Language Selection

English French German Italian Portuguese Spanish

Dual-Core Duel: AMD Tops Intel

Filed under

A couple of weeks ago, we gave you a sneak peak at the performance of the new dual-core Pentium 4 processors from Intel. The chips, which are now shipping, are the first dual-core CPUs to hit the market. What's more, Intel started their push into multiple cores with desktop chips, rather than CPUs for servers.

AMD has been talking about dual-core chips for quite some time, and for awhile, was expected to be the first to the market with this technology. Accelerated plans from Intel and a few delays at AMD changed all that, but the company is finally ready to ship dual-core chips. In contrast with Intel, AMD debuts their dual-core technology in their Opteron line, made for servers and workstations.

AMD's thinking is pretty simple: Server and workstation applications are more likely to be multithreaded than desktop PC apps. A dual-core processor would benefit those applications almost from day one. Intel is playing a different game, believing that the heavy multitasking environment in today's PC desktops will get a benefit. Both are right, in a sense, and both are playing to their relative strengths.

We recently got our hands on a dual-core Opteron test kit from AMD, and decided to pit it against the Pentium 4 840 Extreme Edition we previewed recently. These are not chips aimed at exactly the same markets, but the Opteron is so architecturally similar to an Athlon 64 in that it provides a reasonable facsimile of Athlon 64 desktop performance. There are differences, of course—Athlon 64 CPUs don't have as many hypertransport links for multi-CPU systems, typically ship at faster clock speeds, and don't use registered RAM—but the core architecture is nearly identical. Rather than test it as a pure server platform, we used a uniprocessor system and a desktop graphics card to see how a dual-core desktop Athlon 64 might perform.

The dual-core battle is far from over, of course. Intel is shipping dual-core desktop CPUs now, but the quantities aren't real high. The real battle will come later this year, as AMD releases Athlon 64 CPUs for desktops that feature two cores, and Intel's dual-core shipments ramp up. For now, let's take a look at how the two competing technologies stack up. Continued...

More in Tux Machines

TheSSS 20.0 Server-Oriented Linux Distro Ships with Linux Kernel 4.4.17, PHP 5.6

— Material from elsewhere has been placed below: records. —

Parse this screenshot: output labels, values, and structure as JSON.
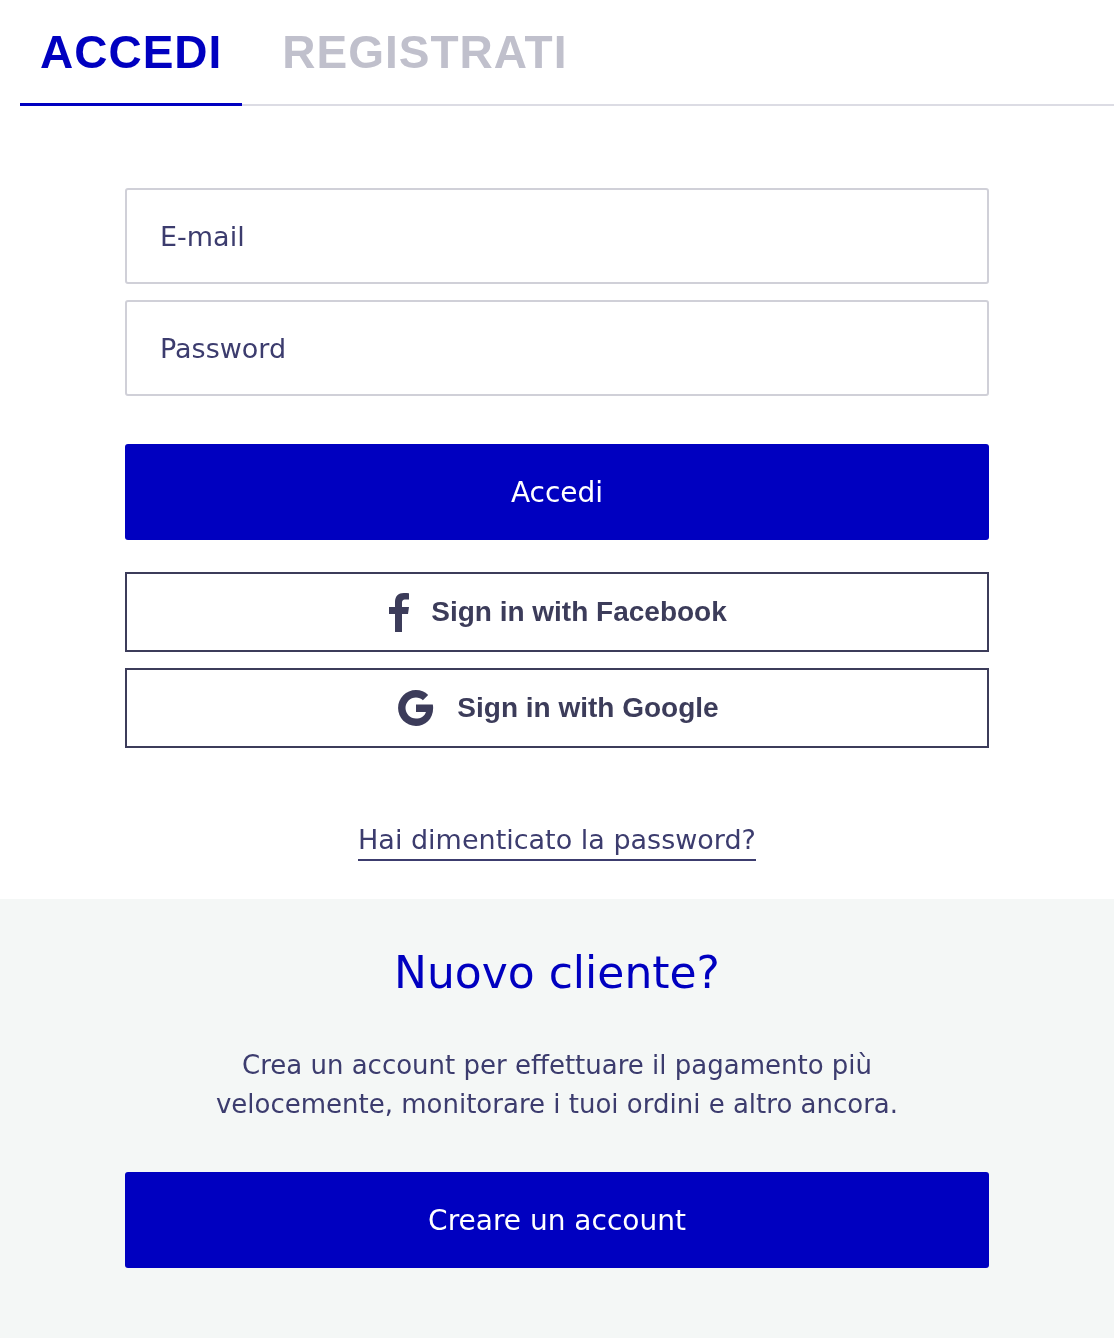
{
  "tabs": [
    {
      "label": "ACCEDI",
      "selected": true
    },
    {
      "label": "REGISTRATI",
      "selected": false
    }
  ],
  "fields": [
    {
      "placeholder": "E-mail"
    },
    {
      "placeholder": "Password"
    }
  ],
  "login_button": "Accedi",
  "social_buttons": [
    {
      "kind": "facebook",
      "label": "Sign in with Facebook"
    },
    {
      "kind": "google",
      "label": "Sign in with Google"
    }
  ],
  "forgot_link": "Hai dimenticato la password?",
  "new_customer": {
    "title": "Nuovo cliente?",
    "text": "Crea un account per effettuare il pagamento più velocemente, monitorare i tuoi ordini e altro ancora.",
    "button": "Creare un account"
  }
}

4MLinux developer Zbigniew Konojacki informs Softpedia today, October 26, 2016, about the release and immediate availability of version 20.0 of his server-oriented TheSSS (The Smallest Server Suite) GNU/Linux distribution. Read more

Ubuntu 17.04 (Zesty Zapus) Daily Build ISO Images Are Now Available for Download

Now that the upcoming Ubuntu 17.04 (Zesty Zapus) operating system is officially open for development, the first daily build ISO images have published in the usual places for early adopters and public testers. Read more

Today in Techrights

OSS Leftovers

  • Chain Releases Open Source Blockchain Solution for Banks
    Chain, a San Francisco-based Blockchain startup, launched the Chain Core Developer Edition, which is a distributed ledger infrastructure built for banks and financial institutions to utilize the Blockchain technology in mainstream finance. Similar to most cryptocurrency networks like Bitcoin, developers and users are allowed to run their applications and platforms on the Chain Core testnet, a test network sustained and supported by leading institutions including Microsoft and the Initiative for Cryptocurrency and Contracts (IC3), which is operated by Cornell University, UC Berkeley and University of Illinois.
  • Netflix Upgrades its Powerful "Chaos Monkey" Open Cloud Utility
    Few organizations have the cloud expertise that Netflix has, and it may come as a surprise to some people to learn that Netflix regularly open sources key, tested and hardened cloud tools that it has used for years. We've reported on Netflix open sourcing a series of interesting "Monkey" cloud tools as part of its "simian army," which it has deployed as a series satellite utilities orbiting its central cloud platform. Netflix previously released Chaos Monkey, a utility that improves the resiliency of Software as a Service by randomly choosing to turn off servers and containers at optimized tims. Now, Netflix has announced the upgrade of Chaos Monkey, and it's worth checking in on this tool.
  • Coreboot Lands More RISC-V / lowRISC Code
    As some early post-Coreboot 4.5 changes are some work to benefit fans of the RISC-V ISA.
  • Nextcloud Advances with Mobile Moves
    The extremely popular ownCloud open source file-sharing and storage platform for building private clouds has been much in the news lately. CTO and founder of ownCloud Frank Karlitschek resigned from the company a few months ago. His open letter announcing the move pointed to possible friction created as ownCloud moved forward as a commercial entity as opposed to a solely community focused, open source project. Karlitschek had a plan, though. He is now out with a fork of ownCloud called Nextcloud, and we've reported on strong signs that this cloud platform has a bright future. In recent months, the company has continued to advance Nextcloud. Along with Canonical and Western Digital, the partners have launched an Ubuntu Core Linux-based cloud storage and Internet of Things device called Nextcloud Box, which we covered here. Now, Nextcloud has moved forward with some updates to its mobile strategy. Here are details.
  • Using Open Source for Data
    Bryan Liles, from DigitalOcean, explains about many useful open source big data tools in this eight minute video. I learned about Apache Mesos, Apache Presto, Google Kubernetes and more.